• **Work instruction**
Lines where the string "Zone" appears are to be copied from the entries below.

^^^^^^^^^^^^^^^^

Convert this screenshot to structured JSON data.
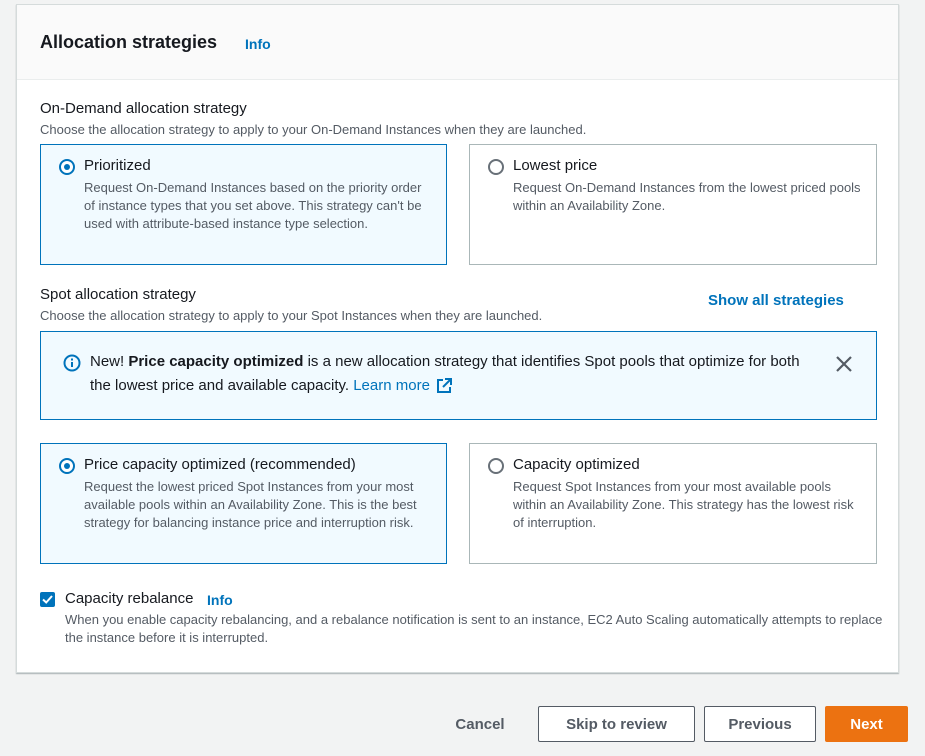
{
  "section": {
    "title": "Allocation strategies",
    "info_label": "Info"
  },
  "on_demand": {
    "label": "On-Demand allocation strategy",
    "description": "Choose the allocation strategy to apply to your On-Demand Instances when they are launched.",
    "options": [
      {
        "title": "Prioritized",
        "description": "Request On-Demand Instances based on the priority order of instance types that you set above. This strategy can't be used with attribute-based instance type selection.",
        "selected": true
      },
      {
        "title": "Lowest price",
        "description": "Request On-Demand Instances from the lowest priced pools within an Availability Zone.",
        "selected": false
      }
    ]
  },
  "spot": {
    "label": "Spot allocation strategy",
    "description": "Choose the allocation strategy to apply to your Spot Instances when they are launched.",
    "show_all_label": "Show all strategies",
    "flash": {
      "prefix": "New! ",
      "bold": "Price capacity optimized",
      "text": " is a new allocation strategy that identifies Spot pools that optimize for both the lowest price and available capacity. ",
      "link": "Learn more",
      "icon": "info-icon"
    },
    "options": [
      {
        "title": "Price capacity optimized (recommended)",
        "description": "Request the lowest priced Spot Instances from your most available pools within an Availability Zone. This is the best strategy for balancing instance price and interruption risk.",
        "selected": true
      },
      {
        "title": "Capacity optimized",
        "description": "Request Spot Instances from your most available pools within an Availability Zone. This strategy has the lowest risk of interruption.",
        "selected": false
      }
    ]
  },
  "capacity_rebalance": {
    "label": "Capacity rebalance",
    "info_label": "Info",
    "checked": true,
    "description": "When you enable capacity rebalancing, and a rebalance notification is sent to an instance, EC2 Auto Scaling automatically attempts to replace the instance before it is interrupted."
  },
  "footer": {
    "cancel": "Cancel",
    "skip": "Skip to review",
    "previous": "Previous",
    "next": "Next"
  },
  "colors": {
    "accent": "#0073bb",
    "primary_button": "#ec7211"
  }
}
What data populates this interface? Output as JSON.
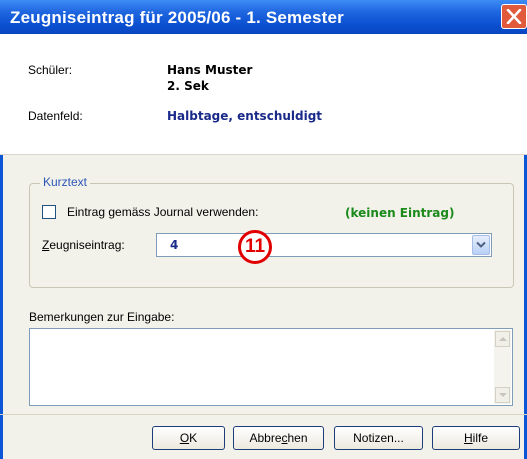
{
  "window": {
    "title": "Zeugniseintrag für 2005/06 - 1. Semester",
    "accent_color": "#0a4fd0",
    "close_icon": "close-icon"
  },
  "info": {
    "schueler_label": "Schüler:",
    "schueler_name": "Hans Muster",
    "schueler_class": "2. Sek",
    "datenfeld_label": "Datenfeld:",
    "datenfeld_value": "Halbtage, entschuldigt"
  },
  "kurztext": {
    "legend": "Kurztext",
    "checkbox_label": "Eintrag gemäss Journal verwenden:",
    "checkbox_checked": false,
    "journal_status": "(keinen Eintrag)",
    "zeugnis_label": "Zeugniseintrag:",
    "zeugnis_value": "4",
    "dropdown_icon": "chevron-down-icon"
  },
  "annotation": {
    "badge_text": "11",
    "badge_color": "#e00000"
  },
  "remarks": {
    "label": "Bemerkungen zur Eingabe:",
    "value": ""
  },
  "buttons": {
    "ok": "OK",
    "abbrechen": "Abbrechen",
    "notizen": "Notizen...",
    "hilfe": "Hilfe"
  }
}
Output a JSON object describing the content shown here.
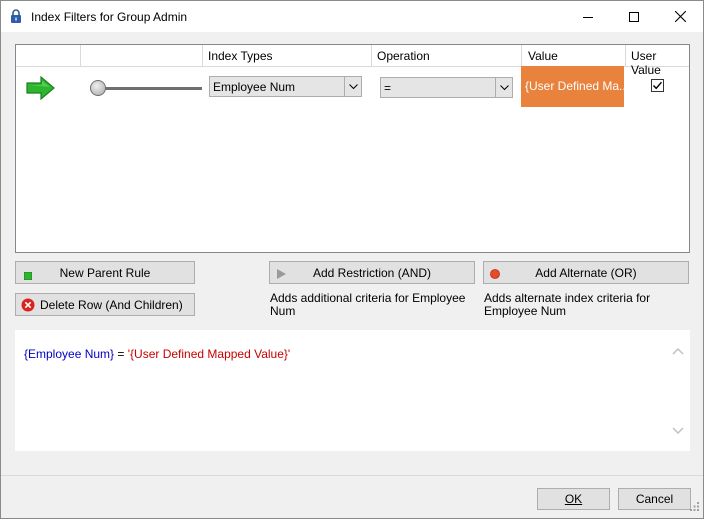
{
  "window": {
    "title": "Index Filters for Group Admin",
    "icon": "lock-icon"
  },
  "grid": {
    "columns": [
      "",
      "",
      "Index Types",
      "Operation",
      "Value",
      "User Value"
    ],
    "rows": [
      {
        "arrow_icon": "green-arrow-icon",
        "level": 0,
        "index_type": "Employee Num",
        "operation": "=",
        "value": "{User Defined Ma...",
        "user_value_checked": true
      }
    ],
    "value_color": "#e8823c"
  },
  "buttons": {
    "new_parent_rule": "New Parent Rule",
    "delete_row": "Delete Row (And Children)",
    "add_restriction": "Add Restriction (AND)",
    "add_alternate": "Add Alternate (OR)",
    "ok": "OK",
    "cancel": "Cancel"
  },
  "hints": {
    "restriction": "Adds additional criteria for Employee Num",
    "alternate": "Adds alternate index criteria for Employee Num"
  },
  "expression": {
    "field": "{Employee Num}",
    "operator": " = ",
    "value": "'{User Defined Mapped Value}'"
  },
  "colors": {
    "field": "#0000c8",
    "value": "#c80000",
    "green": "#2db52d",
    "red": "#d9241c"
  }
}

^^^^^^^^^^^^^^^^

• **Your solution**
        "description": "Request On-Demand Instances from the lowest priced pools within an Availability Zone.",
        "description": "Request the lowest priced Spot Instances from your most available pools within an Availability Zone. This is the best strategy for balancing instance price and interruption risk.",
        "description": "Request Spot Instances from your most available pools within an Availability Zone. This strategy has the lowest risk of interruption.",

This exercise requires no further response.